Anna Zorzet, Head of ReAct Europe, says:
“Ensuring affordable and sustainable access to new antibiotics without risking excess in all countries should be at the crux of the R&D financing discussions – not placed as an afterthought.”
ReAct is an independent network dedicated to the problem of antibiotic resistance. ReAct is a global catalyst, advocating and stimulating for global engagement on antibiotic resistance through a broad range of collaborations.
On January 29, the first report from the WHO Global Antimicrobial Resistance Surveillance System (GLASS) was released to the public domain. The release was preceded by a technical webinar to provide background information, highlight some technical features of the system and report, and provide opportunity to discuss the GLASS report.
Given the strong emphasis on antimicrobial resistance, several people from ReAct joined the conference and discussions on sustainable solutions to contain antibiotic resistance. Antimicrobial resistance was at the top of the agenda, and for the first time at a high-level conference prominently discussed as an emerging infectious disease.
How can diagnostics contribute to contain antimicrobial resistance? That was the main question during the Regional Stakeholders’ Summit in Cape Town, South Africa end January. Out of the day ReAct Africa has summarized a list of the most mentioned needs that need to be attended to.
Costing a country’s National Action Plan on AMR appears to be a daunting and challenging task.
As Dr. Kim Faure has great experience on costing National Action Plans on AMR ReAct interviewed her to help countries with som practical steps in the process. Once the purpose of the costing exercise is understood along with the activities that are specific for antimicrobial resistance, the costing exercise can be simplified and achieved. She will highlight some practical steps that will help the process of costing.
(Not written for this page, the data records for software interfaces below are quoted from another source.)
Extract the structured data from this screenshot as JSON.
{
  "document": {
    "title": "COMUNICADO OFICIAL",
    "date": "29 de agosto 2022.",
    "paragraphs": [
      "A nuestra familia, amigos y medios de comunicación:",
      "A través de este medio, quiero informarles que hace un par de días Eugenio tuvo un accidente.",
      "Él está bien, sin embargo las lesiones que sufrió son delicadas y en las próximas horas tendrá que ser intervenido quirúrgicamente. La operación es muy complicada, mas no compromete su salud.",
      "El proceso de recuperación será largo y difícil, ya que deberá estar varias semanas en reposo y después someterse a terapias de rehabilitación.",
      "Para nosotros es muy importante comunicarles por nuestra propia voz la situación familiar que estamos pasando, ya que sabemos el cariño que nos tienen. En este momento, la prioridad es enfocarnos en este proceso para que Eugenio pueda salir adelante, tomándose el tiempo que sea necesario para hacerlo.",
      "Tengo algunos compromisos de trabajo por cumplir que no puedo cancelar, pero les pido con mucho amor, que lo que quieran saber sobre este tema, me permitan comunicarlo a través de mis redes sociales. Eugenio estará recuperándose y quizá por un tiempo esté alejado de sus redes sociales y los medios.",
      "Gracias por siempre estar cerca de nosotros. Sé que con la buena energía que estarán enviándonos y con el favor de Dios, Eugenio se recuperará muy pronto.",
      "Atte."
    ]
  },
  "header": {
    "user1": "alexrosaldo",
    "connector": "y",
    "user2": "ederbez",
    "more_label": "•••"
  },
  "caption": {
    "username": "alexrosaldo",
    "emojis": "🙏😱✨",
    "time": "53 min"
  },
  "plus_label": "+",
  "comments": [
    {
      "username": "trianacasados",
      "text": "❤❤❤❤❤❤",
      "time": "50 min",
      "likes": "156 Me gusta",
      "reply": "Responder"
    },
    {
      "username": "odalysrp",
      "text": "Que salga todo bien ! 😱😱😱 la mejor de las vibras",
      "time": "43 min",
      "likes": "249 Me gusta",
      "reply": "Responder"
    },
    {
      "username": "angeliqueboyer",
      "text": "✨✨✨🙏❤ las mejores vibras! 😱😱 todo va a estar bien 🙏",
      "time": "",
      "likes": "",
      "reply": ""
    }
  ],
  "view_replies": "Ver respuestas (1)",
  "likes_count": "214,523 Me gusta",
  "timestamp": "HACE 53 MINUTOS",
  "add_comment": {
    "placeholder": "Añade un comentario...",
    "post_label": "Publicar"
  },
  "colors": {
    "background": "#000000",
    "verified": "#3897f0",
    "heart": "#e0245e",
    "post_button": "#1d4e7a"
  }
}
Bacterial resistance to antibiotics gives rise to new ethical problems. Much of medical ethics prior to antibiotics has been focused on whether a certain procedure is justified, for example with respect to safety, efficacy and costs. But as antibiotic resistance has a global impact that persists over time, new questions arise that cannot be solved only by more or better science. In contrast with science, which is descriptive, ethics is normative. Ethics deals with what we ought to do or ought not to do.
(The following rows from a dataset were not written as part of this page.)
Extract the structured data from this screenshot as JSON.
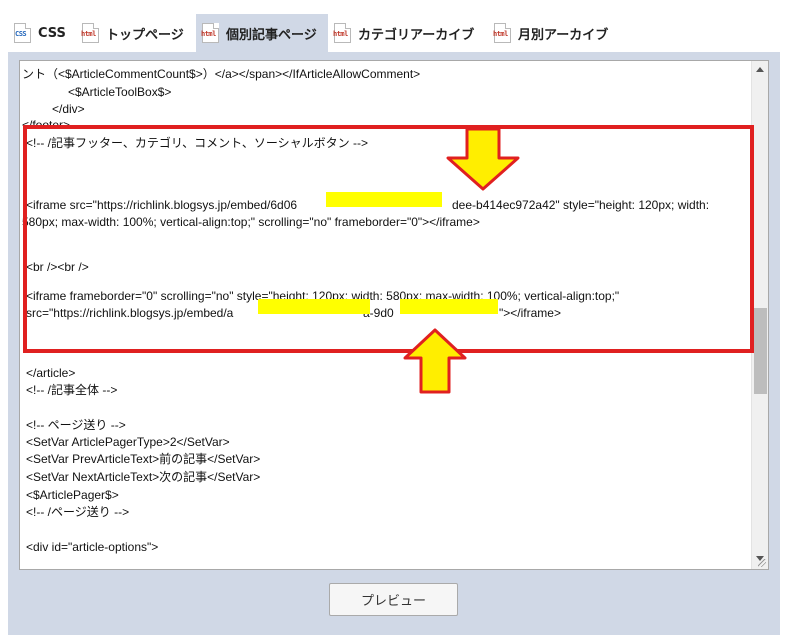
{
  "tabs": [
    {
      "icon": "css-file-icon",
      "icon_text": "CSS",
      "label": "CSS",
      "active": false
    },
    {
      "icon": "html-file-icon",
      "icon_text": "html",
      "label": "トップページ",
      "active": false
    },
    {
      "icon": "html-file-icon",
      "icon_text": "html",
      "label": "個別記事ページ",
      "active": true
    },
    {
      "icon": "html-file-icon",
      "icon_text": "html",
      "label": "カテゴリアーカイブ",
      "active": false
    },
    {
      "icon": "html-file-icon",
      "icon_text": "html",
      "label": "月別アーカイブ",
      "active": false
    }
  ],
  "editor": {
    "lines": [
      "ント（<$ArticleCommentCount$>）</a></span></IfArticleAllowComment>",
      "<$ArticleToolBox$>",
      "</div>",
      "</footer>",
      "<!-- /記事フッター、カテゴリ、コメント、ソーシャルボタン -->",
      "<iframe  src=\"https://richlink.blogsys.jp/embed/6d06",
      "dee-b414ec972a42\" style=\"height: 120px; width:",
      "580px; max-width: 100%; vertical-align:top;\" scrolling=\"no\" frameborder=\"0\"></iframe>",
      "<br /><br />",
      "<iframe  frameborder=\"0\" scrolling=\"no\" style=\"height: 120px; width: 580px; max-width: 100%; vertical-align:top;\"",
      "src=\"https://richlink.blogsys.jp/embed/a",
      "a-9d0",
      "\"></iframe>",
      "</article>",
      "<!-- /記事全体 -->",
      "<!-- ページ送り -->",
      "<SetVar ArticlePagerType>2</SetVar>",
      "<SetVar PrevArticleText>前の記事</SetVar>",
      "<SetVar NextArticleText>次の記事</SetVar>",
      "<$ArticlePager$>",
      "<!-- /ページ送り -->",
      "<div id=\"article-options\">"
    ]
  },
  "annotation": {
    "box_color": "#e02020",
    "highlight_color": "#ffff00",
    "arrow_color": "#ffee00"
  },
  "buttons": {
    "preview": "プレビュー"
  }
}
It is a well-known fact that antibiotic resistant infections have a major influence on the health of people globally. Antibiotic resistance increases both mortality and morbidity due to treatment failures and lack of effective therapy. But antibiotic resistance has even more far-reaching consequences on different levels that often tend to be overlooked.
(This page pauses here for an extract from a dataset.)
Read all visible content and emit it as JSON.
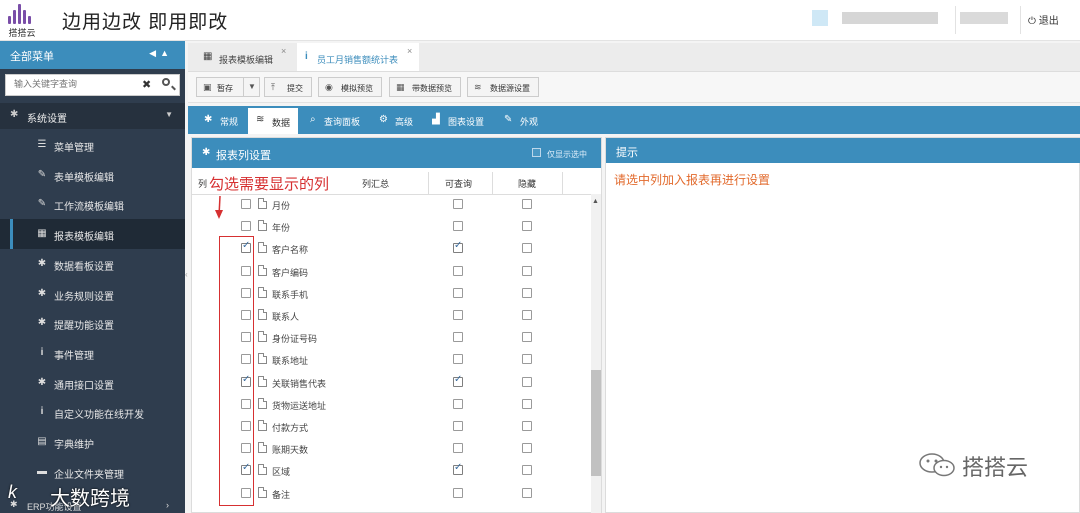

Global antibiotic consumption in livestock was in 2013 estimated to be over 130 thousand tons. These large quantities of antibiotics are used for disease prevention and control and as growth promoters in food animals.
Given that all antibiotic use runs the risk of promoting survival of resistant bacteria this reliance on antibiotic use to sustain intense farming practices and production systems is concerning both from the perspective of resistance development.
The ReAct Toolbox is a user-friendly web-based resource that provides inspiration and guidance to take action and develop national action plans on antibiotic resistance. It is built on what has been done in the past in a variety of settings, and is aligned with ongoing and current initiatives from across the globe.
ReAct is a global network of antibiotic resistance experts with nodes in Africa, Asia Pacific, Europe, Latin America and North America.
In the last 70 years the use of antibiotics has been crucial in improving countless lives and drastically reducing deaths caused by bacterial infections. The increasing development of antibiotic resistance is posing a serious threat to human health and development, the environment and for animal health. Learn more about ReAct’s work on antibiotic resistance here.
Involved in developing your country's National Action Plan? Here you find support for developing a comprehensive plan.
Doctors, pharmacists, veterinarians and other health care professionals - you have the power to take action! Learn more about how to get started.
Engagement from civil society organizations and communities is needed to tackle antibiotic resistance. Learn more about how to get involved.